The motion was overruled "with the qualification that the 6 jurors who served in Cause 12,365 will be excluded from the panel and the said 8 jurors who listened to said Cause may be challenged for cause if defense attorney so requests."

In the absence of a showing that an objectionable juror was taken on the jury over objection and after appellant's peremptory challenges were exhausted, reversible error is not shown in the court's ruling on appellant's challenge to the array.

The remaining grounds relate to the procedure incident to the identification of appellant at the trial and are raised by informal bills in the statement of facts.

It appears that appellant's counsel, before the introduction of evidence began, requested that the officers and witnesses be instructed to remain in the County Attorney's office with the doors closed until appellant was seated in the courtroom.

Though the County Attorney insisted on several occasions that appellant be required to come within the bar and sit at counsel table with her attorneys, she was permitted by the court to remain seated among the spectators until Inspector Hynd had testified and been excused. She thereupon took her place between her attorneys inside the bar.

The State then offered as a witness Sheriff H. F. Fenton, Jr., who identified appellant as Mrs. Elmer Hardy, and as the only person by that name residing in Coleman County.
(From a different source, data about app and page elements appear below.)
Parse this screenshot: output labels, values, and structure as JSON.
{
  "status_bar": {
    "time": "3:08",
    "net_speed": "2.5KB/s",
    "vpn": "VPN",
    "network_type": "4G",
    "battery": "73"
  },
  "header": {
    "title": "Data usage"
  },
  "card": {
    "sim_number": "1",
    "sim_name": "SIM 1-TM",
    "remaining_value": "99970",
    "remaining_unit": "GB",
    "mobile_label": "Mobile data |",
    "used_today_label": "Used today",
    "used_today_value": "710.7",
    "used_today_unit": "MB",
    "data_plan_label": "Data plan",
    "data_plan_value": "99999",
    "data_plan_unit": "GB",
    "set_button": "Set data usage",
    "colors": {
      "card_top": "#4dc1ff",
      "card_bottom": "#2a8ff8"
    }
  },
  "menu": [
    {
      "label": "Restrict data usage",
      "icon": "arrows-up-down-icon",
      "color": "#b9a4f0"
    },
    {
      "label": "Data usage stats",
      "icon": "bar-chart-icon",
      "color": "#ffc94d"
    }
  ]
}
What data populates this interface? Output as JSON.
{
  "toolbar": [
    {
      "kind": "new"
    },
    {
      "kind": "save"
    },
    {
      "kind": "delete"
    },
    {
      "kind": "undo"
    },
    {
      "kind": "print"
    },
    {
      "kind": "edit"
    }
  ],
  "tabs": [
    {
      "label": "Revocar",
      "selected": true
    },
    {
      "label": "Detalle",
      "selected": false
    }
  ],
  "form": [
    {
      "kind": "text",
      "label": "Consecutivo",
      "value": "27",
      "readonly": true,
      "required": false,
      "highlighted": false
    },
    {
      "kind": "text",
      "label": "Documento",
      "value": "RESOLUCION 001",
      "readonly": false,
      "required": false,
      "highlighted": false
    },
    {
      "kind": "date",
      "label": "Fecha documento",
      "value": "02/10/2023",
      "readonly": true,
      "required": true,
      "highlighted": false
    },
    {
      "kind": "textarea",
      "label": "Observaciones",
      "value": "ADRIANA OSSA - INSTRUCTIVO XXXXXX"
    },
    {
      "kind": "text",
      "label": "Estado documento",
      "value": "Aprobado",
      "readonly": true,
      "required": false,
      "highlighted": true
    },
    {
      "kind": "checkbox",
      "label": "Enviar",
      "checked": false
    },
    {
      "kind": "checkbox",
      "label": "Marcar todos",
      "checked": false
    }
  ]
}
Sheriff Fenton was not present on the occasion Inspector Hynd testified about. He testified that he had been to the Hardy home on different occasions and, as far as he knew and from what he had observed, it did not appear that anyone was living there except appellant and her husband and children.

Inspector Hynd was then recalled and pointed out appellant as the woman from whom he had purchased the pint of gin. His cross-examination upon being recalled was as follows:

"Q. Are you positive about that, Mr. Hynd? A. Yes, sir.

"Q. There is no doubt about it? A. No, sir.

"Q. You could point her out anywhere? A. Yes, sir."

Appellant complains that Inspector Hynd failed to identify appellant until after she had been identified by the sheriff; because of the acts and conduct of the County Attorney in loudly insisting that appellant, who was in the courtroom, be compelled to take a seat within the bar so that the witness could identify her, and because the court permitted the County Attorney to recall Inspector Hynd for further examination.

The procedure mentioned is not such as to show an abuse of discretion on the part of the trial court prejudicial to appellant.

It would have been proper for the trial court to have required the accused on trial to take her place within the bar and to sit with her counsel, in order that she might be observed by the court, the witnesses and the jury.

Any error in the exercise of discretion in this regard was at the instance and request of appellant's counsel and was not prejudicial to appellant.

The judgment is affirmed.